built in if it's a manufactured hood, so you would achieve even less of an
increase by going to an aftermarket reflector.
Plain flat white paint reflects 90-something percent of light, according to
a previous posting on the APD, so you might consider that if your hood
doesn't have a reflector.
Could you fit three T-8 lamps in your hood, then drive them with a high
ballast factor ballast? For example, GE has a 3-lamp T-8 ballast with a BF
of 1.18. Assuming that the light output of the 32W T-8 is 98% of the output
of a 40W T-12 (taken from a GE comparison chart), the T-8 will give you the
equivalent of 3 lamps * 40W * .98 * 1.18=138.8 W of light. Almost 2 W/gal.
The only thing is, since the lamps would probably be very close together,
you'd lose some light because the light reflected from the top of the hood
would be partially blocked by the neighboring lamps.
Here's an excerpt from an email I sent someone else about how I crammed
fluorescent lamps in a small hood.
As for me, our 45 gal. tall (36" wide x 24" deep x 12" front-back) only had
a wimpy single 24" tube in it's hood. Since it wasn't enough for plants, I
proceeded to retrofit it with stronger lights. Unfortunately I couldn't use
3' tubes since I wanted to keep the original plastic housing for the lights
(probably not the best choice in retrospect, but it looks totally 'stock'),
which was about a 1/2" too short. So I crammed two F40/30BX - 741 'biax' (I

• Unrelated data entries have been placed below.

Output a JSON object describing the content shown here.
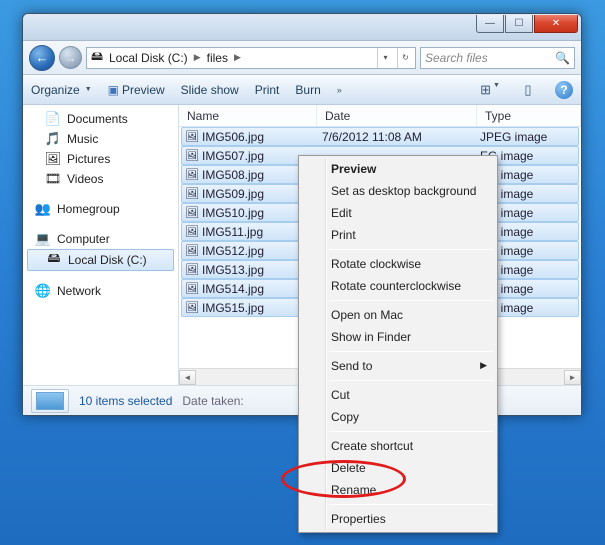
{
  "breadcrumb": {
    "drive": "Local Disk (C:)",
    "folder": "files"
  },
  "search": {
    "placeholder": "Search files"
  },
  "toolbar": {
    "organize": "Organize",
    "preview": "Preview",
    "slideshow": "Slide show",
    "print": "Print",
    "burn": "Burn"
  },
  "sidebar": {
    "libs": [
      "Documents",
      "Music",
      "Pictures",
      "Videos"
    ],
    "homegroup": "Homegroup",
    "computer": "Computer",
    "drive": "Local Disk (C:)",
    "network": "Network"
  },
  "columns": {
    "name": "Name",
    "date": "Date",
    "type": "Type"
  },
  "files": [
    {
      "name": "IMG506.jpg",
      "date": "7/6/2012 11:08 AM",
      "type": "JPEG image"
    },
    {
      "name": "IMG507.jpg",
      "date": "",
      "type": "EG image"
    },
    {
      "name": "IMG508.jpg",
      "date": "",
      "type": "EG image"
    },
    {
      "name": "IMG509.jpg",
      "date": "",
      "type": "EG image"
    },
    {
      "name": "IMG510.jpg",
      "date": "",
      "type": "EG image"
    },
    {
      "name": "IMG511.jpg",
      "date": "",
      "type": "EG image"
    },
    {
      "name": "IMG512.jpg",
      "date": "",
      "type": "EG image"
    },
    {
      "name": "IMG513.jpg",
      "date": "",
      "type": "EG image"
    },
    {
      "name": "IMG514.jpg",
      "date": "",
      "type": "EG image"
    },
    {
      "name": "IMG515.jpg",
      "date": "",
      "type": "EG image"
    }
  ],
  "status": {
    "selected": "10 items selected",
    "meta": "Date taken:"
  },
  "context": {
    "preview": "Preview",
    "setbg": "Set as desktop background",
    "edit": "Edit",
    "print": "Print",
    "rotcw": "Rotate clockwise",
    "rotccw": "Rotate counterclockwise",
    "openmac": "Open on Mac",
    "finder": "Show in Finder",
    "sendto": "Send to",
    "cut": "Cut",
    "copy": "Copy",
    "shortcut": "Create shortcut",
    "delete": "Delete",
    "rename": "Rename",
    "properties": "Properties"
  }
}
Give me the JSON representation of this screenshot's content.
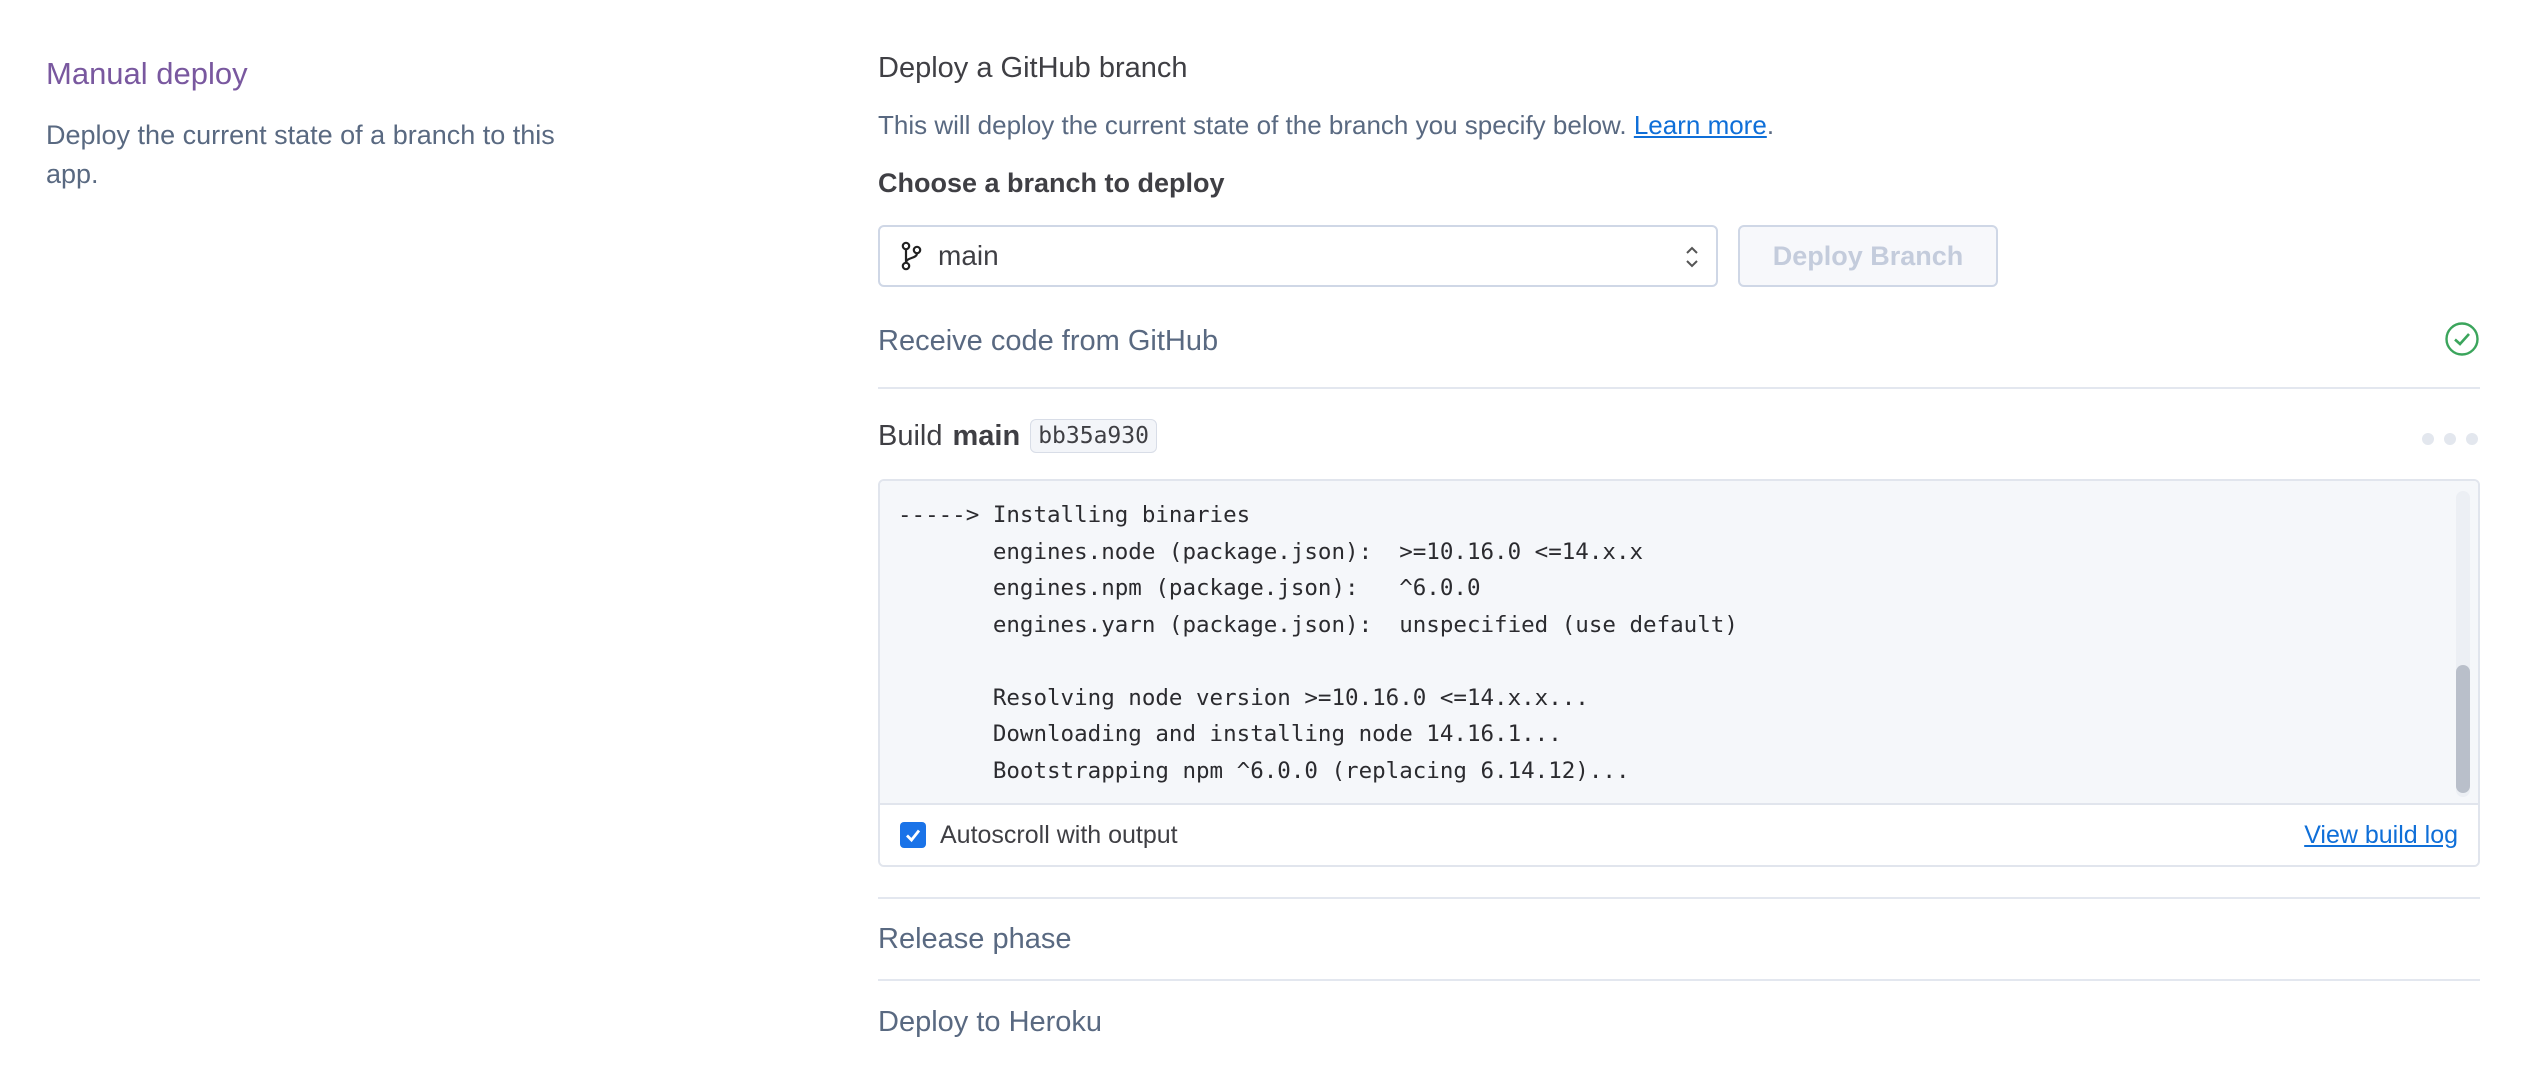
{
  "left": {
    "title": "Manual deploy",
    "description": "Deploy the current state of a branch to this app."
  },
  "deploy": {
    "heading": "Deploy a GitHub branch",
    "info_text": "This will deploy the current state of the branch you specify below. ",
    "learn_more": "Learn more",
    "info_suffix": ".",
    "choose_label": "Choose a branch to deploy",
    "branch_value": "main",
    "deploy_button": "Deploy Branch"
  },
  "steps": {
    "receive": "Receive code from GitHub",
    "build_label": "Build",
    "build_branch": "main",
    "build_sha": "bb35a930",
    "release": "Release phase",
    "heroku": "Deploy to Heroku"
  },
  "log": {
    "lines": "-----> Installing binaries\n       engines.node (package.json):  >=10.16.0 <=14.x.x\n       engines.npm (package.json):   ^6.0.0\n       engines.yarn (package.json):  unspecified (use default)\n\n       Resolving node version >=10.16.0 <=14.x.x...\n       Downloading and installing node 14.16.1...\n       Bootstrapping npm ^6.0.0 (replacing 6.14.12)...",
    "autoscroll_label": "Autoscroll with output",
    "autoscroll_checked": true,
    "view_build_log": "View build log"
  },
  "colors": {
    "accent": "#79589f",
    "link": "#0f6fd8",
    "success": "#3ba55c",
    "checkbox": "#1a73e8"
  },
  "icons": [
    "branch-icon",
    "updown-chevron-icon",
    "check-circle-icon",
    "more-dots-icon",
    "checkmark-icon"
  ]
}
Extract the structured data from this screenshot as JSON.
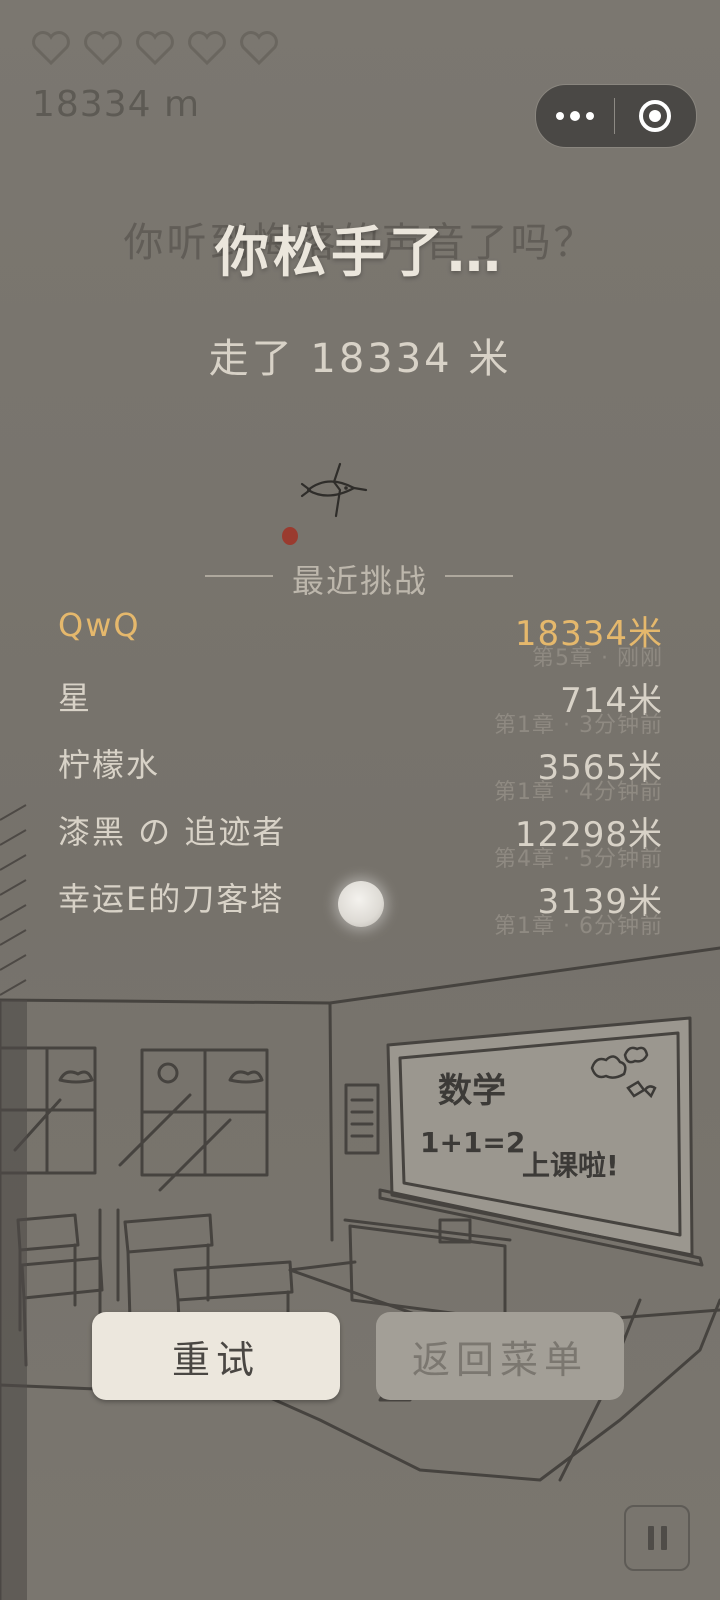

think that's what they were. I'm at work right now.) tubes into the hood
with two sample pieces of lighting reflector material and mounted the
ballast outside. So now I have approx. the same light output as two 4' T-8
(F32) lamps. The lamps look very similar to the 'power compacts' you see
advertised. They run off the same ballast that is used to drive 4' T-8's.
(NOTE: This was back around 1995. Ballast mfrs. now offer ballasts that are
specifically designed for the F40/30 lamps. But you can still use some of
the 'regular' T-8 ballasts.)
How did I decide what to use? Well, at the time I designed it, that size of
tube provided the light level I was looking for within the small confines of
the plastic housing. And as I said above, they also run off the most common
ballast for T-8's which made availability and price good.
I also chose an instant start ballast instead of a rapid start one because
of the long run times (i.e., long time between on and off cycles). Energy
consumption is slightly lower and, as long as you have fairly long run
times, say over 4 hrs., the tubes last longer. For short run times, rapid
start is better because of the less severe 'jolt' it gives to the tube,
which helps prolong lamp life. The T-8 tubes will usually say 'rapid
start', but it doesn't matter as far as I know. I don't know if that is
necessarily true for 'old style' T-12 lamps. Also, when remotely mounting
the ballast, make sure that the wire you use to extend the original wires
are rated for the voltages put out by the ballast, esp. the instant start
ones (they put out higher voltages).
I also added a very small (about 2" dia., 12 v) fan to the housing to cool
the tubes off, since they're over a glass hood and very cramped. The lights
would probably work without it, but fluorescents are more efficient in terms
of lumens per watt when run at design temp (I think around 78 deg. F). I'm
guessing they'll last longer at 'design' temp, but can't base this on fact,
and want to keep the tank cool.